Yet even though I know the end of the story, I still find myself asking, “Does he have to die again?” The injustice of the cross though calls me to be one of Jesus’ disciples in the world. In the words of Micah 6:8, God calls us all “to do justice, love kindness, and walk humbly with our God.” In other words, it is because of the cross that we know the power of God’s scandalous love for all the world. So are we willing to proclaim in that scandalous love and fight for peace, justice, and mercy in all the world?

For in doing so, the words of the prophet Isaiah are fulfilled and Jesus comes as this profound gift that overcomes death and the grave. We confess in resurrection hope and the promise of God’s love for all of us through these very words from the second petition of the Apostles Creed: “I believe in Jesus Christ, God’s only son our Lord. He was conceived by the power of the Holy Spirit and born of the Virgin Mary. He suffered under Pontius Pilate, was crucified, died, and was buried. He descended into hell. On the third day, he rose again. He ascended into heaven and is seated at the right hand of the Father. He will come again to judge the living and the dead.”

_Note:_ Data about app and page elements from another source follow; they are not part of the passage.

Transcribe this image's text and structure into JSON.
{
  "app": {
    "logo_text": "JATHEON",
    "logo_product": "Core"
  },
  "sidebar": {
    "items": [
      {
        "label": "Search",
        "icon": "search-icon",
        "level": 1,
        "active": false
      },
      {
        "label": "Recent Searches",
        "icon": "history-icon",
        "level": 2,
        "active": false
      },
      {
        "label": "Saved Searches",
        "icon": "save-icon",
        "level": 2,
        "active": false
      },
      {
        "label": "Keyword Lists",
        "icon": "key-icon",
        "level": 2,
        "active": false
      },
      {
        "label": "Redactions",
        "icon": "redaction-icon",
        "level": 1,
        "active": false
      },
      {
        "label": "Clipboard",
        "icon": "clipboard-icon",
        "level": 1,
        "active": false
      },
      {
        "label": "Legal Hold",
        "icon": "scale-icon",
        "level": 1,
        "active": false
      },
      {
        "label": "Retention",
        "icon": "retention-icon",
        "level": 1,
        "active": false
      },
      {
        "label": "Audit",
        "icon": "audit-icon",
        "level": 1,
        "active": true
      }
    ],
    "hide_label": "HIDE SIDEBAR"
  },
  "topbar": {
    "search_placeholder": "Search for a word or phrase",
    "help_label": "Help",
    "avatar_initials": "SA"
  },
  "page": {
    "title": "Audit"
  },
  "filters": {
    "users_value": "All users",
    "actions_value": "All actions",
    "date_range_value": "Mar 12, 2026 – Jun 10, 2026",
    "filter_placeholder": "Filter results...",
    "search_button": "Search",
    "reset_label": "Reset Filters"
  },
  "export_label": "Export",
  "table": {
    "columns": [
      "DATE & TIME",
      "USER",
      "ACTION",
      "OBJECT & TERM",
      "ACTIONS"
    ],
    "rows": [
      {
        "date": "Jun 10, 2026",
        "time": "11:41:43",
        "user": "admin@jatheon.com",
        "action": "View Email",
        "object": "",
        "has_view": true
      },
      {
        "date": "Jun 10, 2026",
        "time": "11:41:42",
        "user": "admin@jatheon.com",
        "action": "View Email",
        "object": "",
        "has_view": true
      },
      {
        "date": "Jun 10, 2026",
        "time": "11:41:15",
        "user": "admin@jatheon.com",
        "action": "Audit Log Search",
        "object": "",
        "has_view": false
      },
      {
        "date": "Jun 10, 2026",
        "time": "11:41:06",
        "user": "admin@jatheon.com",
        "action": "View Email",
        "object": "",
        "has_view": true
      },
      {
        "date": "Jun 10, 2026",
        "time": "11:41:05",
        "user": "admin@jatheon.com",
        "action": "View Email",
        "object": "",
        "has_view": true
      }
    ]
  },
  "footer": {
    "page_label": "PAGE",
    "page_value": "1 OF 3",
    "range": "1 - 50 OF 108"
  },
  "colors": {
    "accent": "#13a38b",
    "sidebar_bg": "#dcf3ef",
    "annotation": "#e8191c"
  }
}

Jesus is the very embodiment of atonement—as Jesus in his humanity–becomes at one with us. Jesus sits with us in our darkness. Jesus wipes away our tears. Jesus gets down and dirty with us and isn’t afraid to experience the depths to which we experience life. And Jesus is the first to proclaim in God’s love for us by dying on the cross. And because of God’s love for us, we know the end of the story and can proudly proclaim on Easter morning, “Christ is risen. He is risen indeed. Alleluia!” But not before first experiencing Jesus’ last supper on Maundy Thursday and the darkness of Good Friday.

I am linking up with these lovely ladies: Carol and Anita at Inspire Me Monday, Kelly and the RaRa linkup, Holly and Testimony Tuesday and Jennifer and Tell His Story.


Sunday Blessings 166

(1) Getting my prize in the mail. Thanks Krafty Kash!!

(2) Glorious Spring weather

(3) Talking to my fave on the phone

(4) Voxing with KA

(5) Starbucks Iced cinnamon Almond macchiato

(6) Enjoying a gorgeous 70 degree day

(7) Starbucks Very Berry Hibiscus Refresher

(8) Binge listening to some awesome podcasts.

(9) Finally watching Finding Dory

(10) A text from my aunt and uncle because they saw me on the news.

(11) A great meeting with awesome colleagues.

(12) A short PLN

(13) Sweet little ones wanting to share with me this am.

(14) Tackling Mt Laundry

(15) Compliments on my devotion from each other.

(16) Tons of people asking me if they saw me on the news last night.